Emerging consumer trends, heightened competition, and stricter planning rules for larger stores have all challenged the hypermarket’s leading position in international retail.
This is the argument made by a new report by global retail research company Datamonitor, which goes on to advise hypermarket retailers to increase innovation and downsize stores to combat the rise of online.
Hypermarkets have dominated the sector internationally over the last couple of decades, whilst the major supermarkets in the UK increased their non-food offering and became the biggest retailers in the market.
Non-food sales are increasing drifting online as giant e-tailers like Amazon can undercut hypermarkets on price, product range and convenience, and Datamonitor argues that the bricks and mortar giants must now adapt to survive.
Natalia Grabov, analyst at Datamonitor Retail, said: “One of the reasons for the popularity of hypermarkets in the past has been the ability to offer almost everything under one roof at competitive prices.
“Consumers’ search for value during the recession has resulted in discounters gaining a high level of loyalty, particularly in the markets most affected by the downturn.

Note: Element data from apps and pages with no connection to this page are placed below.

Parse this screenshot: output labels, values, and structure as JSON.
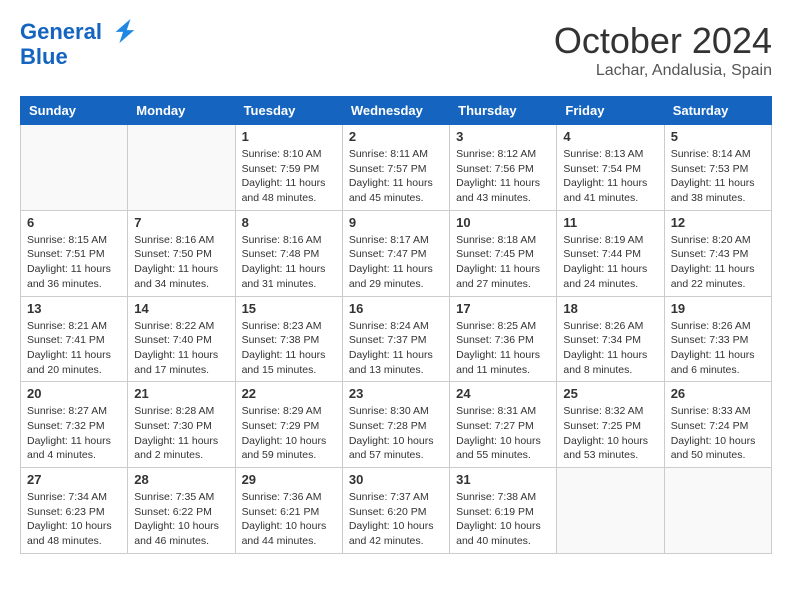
{
  "header": {
    "logo_line1": "General",
    "logo_line2": "Blue",
    "month": "October 2024",
    "location": "Lachar, Andalusia, Spain"
  },
  "weekdays": [
    "Sunday",
    "Monday",
    "Tuesday",
    "Wednesday",
    "Thursday",
    "Friday",
    "Saturday"
  ],
  "weeks": [
    [
      {
        "day": "",
        "sunrise": "",
        "sunset": "",
        "daylight": ""
      },
      {
        "day": "",
        "sunrise": "",
        "sunset": "",
        "daylight": ""
      },
      {
        "day": "1",
        "sunrise": "Sunrise: 8:10 AM",
        "sunset": "Sunset: 7:59 PM",
        "daylight": "Daylight: 11 hours and 48 minutes."
      },
      {
        "day": "2",
        "sunrise": "Sunrise: 8:11 AM",
        "sunset": "Sunset: 7:57 PM",
        "daylight": "Daylight: 11 hours and 45 minutes."
      },
      {
        "day": "3",
        "sunrise": "Sunrise: 8:12 AM",
        "sunset": "Sunset: 7:56 PM",
        "daylight": "Daylight: 11 hours and 43 minutes."
      },
      {
        "day": "4",
        "sunrise": "Sunrise: 8:13 AM",
        "sunset": "Sunset: 7:54 PM",
        "daylight": "Daylight: 11 hours and 41 minutes."
      },
      {
        "day": "5",
        "sunrise": "Sunrise: 8:14 AM",
        "sunset": "Sunset: 7:53 PM",
        "daylight": "Daylight: 11 hours and 38 minutes."
      }
    ],
    [
      {
        "day": "6",
        "sunrise": "Sunrise: 8:15 AM",
        "sunset": "Sunset: 7:51 PM",
        "daylight": "Daylight: 11 hours and 36 minutes."
      },
      {
        "day": "7",
        "sunrise": "Sunrise: 8:16 AM",
        "sunset": "Sunset: 7:50 PM",
        "daylight": "Daylight: 11 hours and 34 minutes."
      },
      {
        "day": "8",
        "sunrise": "Sunrise: 8:16 AM",
        "sunset": "Sunset: 7:48 PM",
        "daylight": "Daylight: 11 hours and 31 minutes."
      },
      {
        "day": "9",
        "sunrise": "Sunrise: 8:17 AM",
        "sunset": "Sunset: 7:47 PM",
        "daylight": "Daylight: 11 hours and 29 minutes."
      },
      {
        "day": "10",
        "sunrise": "Sunrise: 8:18 AM",
        "sunset": "Sunset: 7:45 PM",
        "daylight": "Daylight: 11 hours and 27 minutes."
      },
      {
        "day": "11",
        "sunrise": "Sunrise: 8:19 AM",
        "sunset": "Sunset: 7:44 PM",
        "daylight": "Daylight: 11 hours and 24 minutes."
      },
      {
        "day": "12",
        "sunrise": "Sunrise: 8:20 AM",
        "sunset": "Sunset: 7:43 PM",
        "daylight": "Daylight: 11 hours and 22 minutes."
      }
    ],
    [
      {
        "day": "13",
        "sunrise": "Sunrise: 8:21 AM",
        "sunset": "Sunset: 7:41 PM",
        "daylight": "Daylight: 11 hours and 20 minutes."
      },
      {
        "day": "14",
        "sunrise": "Sunrise: 8:22 AM",
        "sunset": "Sunset: 7:40 PM",
        "daylight": "Daylight: 11 hours and 17 minutes."
      },
      {
        "day": "15",
        "sunrise": "Sunrise: 8:23 AM",
        "sunset": "Sunset: 7:38 PM",
        "daylight": "Daylight: 11 hours and 15 minutes."
      },
      {
        "day": "16",
        "sunrise": "Sunrise: 8:24 AM",
        "sunset": "Sunset: 7:37 PM",
        "daylight": "Daylight: 11 hours and 13 minutes."
      },
      {
        "day": "17",
        "sunrise": "Sunrise: 8:25 AM",
        "sunset": "Sunset: 7:36 PM",
        "daylight": "Daylight: 11 hours and 11 minutes."
      },
      {
        "day": "18",
        "sunrise": "Sunrise: 8:26 AM",
        "sunset": "Sunset: 7:34 PM",
        "daylight": "Daylight: 11 hours and 8 minutes."
      },
      {
        "day": "19",
        "sunrise": "Sunrise: 8:26 AM",
        "sunset": "Sunset: 7:33 PM",
        "daylight": "Daylight: 11 hours and 6 minutes."
      }
    ],
    [
      {
        "day": "20",
        "sunrise": "Sunrise: 8:27 AM",
        "sunset": "Sunset: 7:32 PM",
        "daylight": "Daylight: 11 hours and 4 minutes."
      },
      {
        "day": "21",
        "sunrise": "Sunrise: 8:28 AM",
        "sunset": "Sunset: 7:30 PM",
        "daylight": "Daylight: 11 hours and 2 minutes."
      },
      {
        "day": "22",
        "sunrise": "Sunrise: 8:29 AM",
        "sunset": "Sunset: 7:29 PM",
        "daylight": "Daylight: 10 hours and 59 minutes."
      },
      {
        "day": "23",
        "sunrise": "Sunrise: 8:30 AM",
        "sunset": "Sunset: 7:28 PM",
        "daylight": "Daylight: 10 hours and 57 minutes."
      },
      {
        "day": "24",
        "sunrise": "Sunrise: 8:31 AM",
        "sunset": "Sunset: 7:27 PM",
        "daylight": "Daylight: 10 hours and 55 minutes."
      },
      {
        "day": "25",
        "sunrise": "Sunrise: 8:32 AM",
        "sunset": "Sunset: 7:25 PM",
        "daylight": "Daylight: 10 hours and 53 minutes."
      },
      {
        "day": "26",
        "sunrise": "Sunrise: 8:33 AM",
        "sunset": "Sunset: 7:24 PM",
        "daylight": "Daylight: 10 hours and 50 minutes."
      }
    ],
    [
      {
        "day": "27",
        "sunrise": "Sunrise: 7:34 AM",
        "sunset": "Sunset: 6:23 PM",
        "daylight": "Daylight: 10 hours and 48 minutes."
      },
      {
        "day": "28",
        "sunrise": "Sunrise: 7:35 AM",
        "sunset": "Sunset: 6:22 PM",
        "daylight": "Daylight: 10 hours and 46 minutes."
      },
      {
        "day": "29",
        "sunrise": "Sunrise: 7:36 AM",
        "sunset": "Sunset: 6:21 PM",
        "daylight": "Daylight: 10 hours and 44 minutes."
      },
      {
        "day": "30",
        "sunrise": "Sunrise: 7:37 AM",
        "sunset": "Sunset: 6:20 PM",
        "daylight": "Daylight: 10 hours and 42 minutes."
      },
      {
        "day": "31",
        "sunrise": "Sunrise: 7:38 AM",
        "sunset": "Sunset: 6:19 PM",
        "daylight": "Daylight: 10 hours and 40 minutes."
      },
      {
        "day": "",
        "sunrise": "",
        "sunset": "",
        "daylight": ""
      },
      {
        "day": "",
        "sunrise": "",
        "sunset": "",
        "daylight": ""
      }
    ]
  ]
}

“However, online retailers pose one of the biggest threats in the long term as they’re able to undercut hypermarket store prices.”
In the UK, supermarkets have targeted the convenience sector to make up for limited room for larger stores and Tesco’s flat trading shows the difficulties the larger multiples are having.
Tesco only sells online in three national markets and so this is a clear hole in its offering and Grabov says that localised service will become more important as time goes on.
“In the past hypermarkets have been able to rely on loyal customers, but now they will need to innovate in order to protect margins and ensure they can continue to expand,” Grabov added.
“Online will become increasingly important, and hypermarkets should look to align it more closely with store operations.
“For example shoppers are increasingly able to order online, have their order hand-picked in a nearby store, and then delivered to their address, and in some regions